NEW DELHI: The controversial demand for a “level playing field” for Indian startups was raised once again, with two of the country’s top entrepreneurs stating that regulatory parity was a must in order for domestic ventures to grow and innovate.
“We have the opportunity to build great Internet companies from India, but we need to create a fair playing field. If we are able to create that level playing field, Indian companies will have significant advantages,” said Sachin Bansal, executive chairman of Flipkart, the country’s largest ecommerce company.
Amazon India head Amit Agarwal, one of Bansal’s fellow panelists at the discussion on ‘Winning the Online Race’ at the Global Business Summit, responded by saying the local operation was a fully Indian entity.
“I just want to reiterate that Amazon (India) is a company incorporated in India, domiciled here. It follows all mandated laws, such as two-factor authentication, and pays service tax as well,” he said.
The others on the panel were Paytm founder Vijay Shekhar Sharma, MakeMyTrip CEO Deep Kalra, Temasek India co-head Ravi Lambah and BookMyShow CEO Ashish Hemrajani.
Bansal was supported by Kalra of Nasdaq-listed MakeMyTrip, India’s largest online travel agency.
“I’m totally with Sachin on the level playing field. Foreign companies do need to fulfil conditions, like two-factor authentication. There are companies who do not have to pay service tax, because they are not domiciled in India. Their servers and legal entities are somewhere else, but they are servicing Indian customers,” Kalra said.
This isn’t the first time Bansal has sought policies favouring homegrown ventures. In December, he and Ola founder Bhavish Aggarwal had called for protectionist support from the government against US Internet giants Amazon and Uber, respectively. Aggarwal had accused overseas companies of using India as a “capital dumping ground”.
At the time, the two poster boys of the Indian startup ecosystem defined their battle as one in which capital played the most important part and not innovation, implying that the US companies were burning cash in a price war.
While both Flipkart and Ola still occupy the top spots in their respective industries, they continue to face significant challenges from their US-based rivals, which have gained market share at a much more rapid pace in spite of entering much later.
Amazon has continued to double down on India, which it has identified as a key geography for growth outside its home market of the US and Europe.
In December, it invested Rs 2,010 crore in its main Indian unit, marking the single largest capital infusion so far as it bids to dislodge market leader Flipkart from its perch atop one of the world’s fastest-growing markets for online retail.
Separately, Flipkart is in talks to seal a funding round of up to $1.5 billion.
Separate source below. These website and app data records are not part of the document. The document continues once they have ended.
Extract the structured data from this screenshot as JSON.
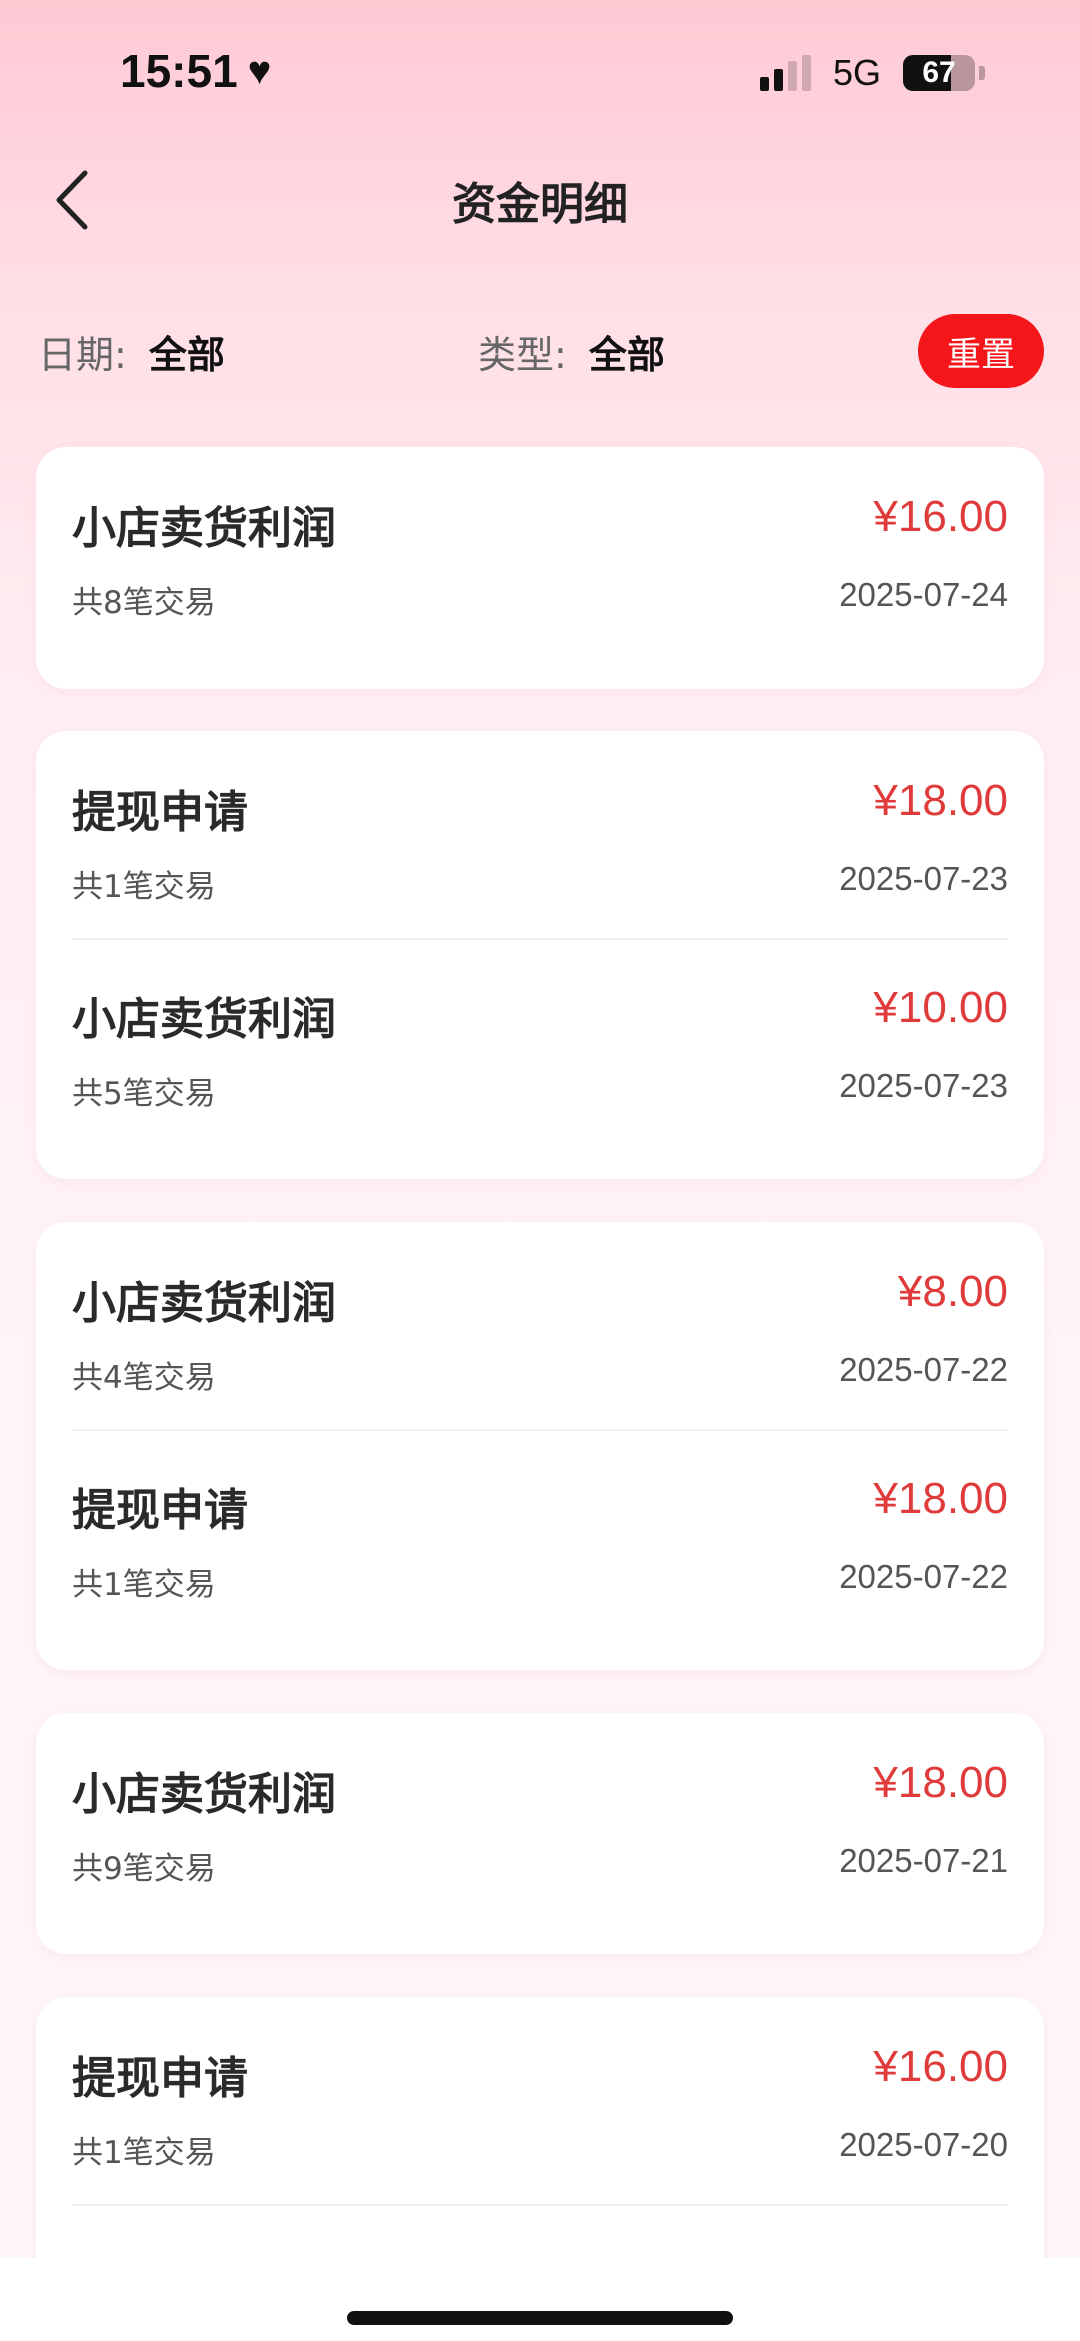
{
  "status_bar": {
    "time": "15:51",
    "network": "5G",
    "battery_level": "67",
    "battery_fraction": 0.67
  },
  "nav": {
    "title": "资金明细",
    "back_icon": "chevron-left-icon"
  },
  "filters": {
    "date_label": "日期",
    "date_value": "全部",
    "type_label": "类型",
    "type_value": "全部",
    "separator": ":",
    "reset_label": "重置"
  },
  "colors": {
    "accent_red": "#f5161b",
    "amount_red": "#e03b3b"
  },
  "groups": [
    {
      "records": [
        {
          "title": "小店卖货利润",
          "amount": "¥16.00",
          "count": "共8笔交易",
          "date": "2025-07-24"
        }
      ]
    },
    {
      "records": [
        {
          "title": "提现申请",
          "amount": "¥18.00",
          "count": "共1笔交易",
          "date": "2025-07-23"
        },
        {
          "title": "小店卖货利润",
          "amount": "¥10.00",
          "count": "共5笔交易",
          "date": "2025-07-23"
        }
      ]
    },
    {
      "records": [
        {
          "title": "小店卖货利润",
          "amount": "¥8.00",
          "count": "共4笔交易",
          "date": "2025-07-22"
        },
        {
          "title": "提现申请",
          "amount": "¥18.00",
          "count": "共1笔交易",
          "date": "2025-07-22"
        }
      ]
    },
    {
      "records": [
        {
          "title": "小店卖货利润",
          "amount": "¥18.00",
          "count": "共9笔交易",
          "date": "2025-07-21"
        }
      ]
    },
    {
      "records": [
        {
          "title": "提现申请",
          "amount": "¥16.00",
          "count": "共1笔交易",
          "date": "2025-07-20"
        }
      ]
    }
  ]
}
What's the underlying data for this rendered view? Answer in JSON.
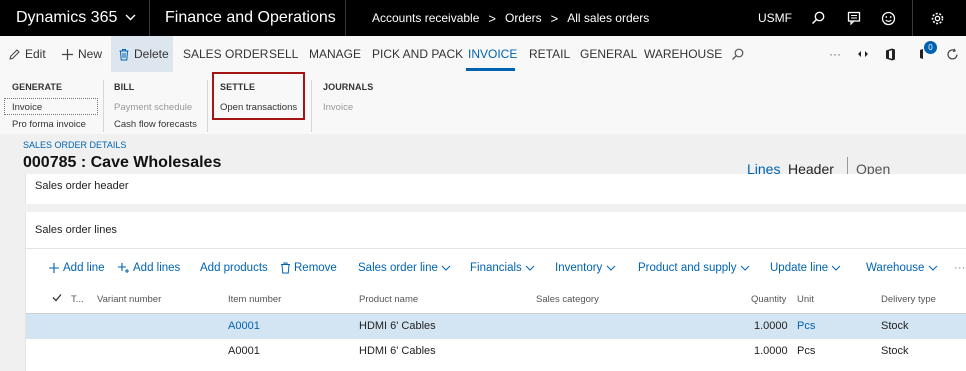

US-based eBay and China’s Tencent are the frontrunners in the transaction that could make the Indian arm of the American online marketplace a part of the Bengaluruheadquartered online retailer.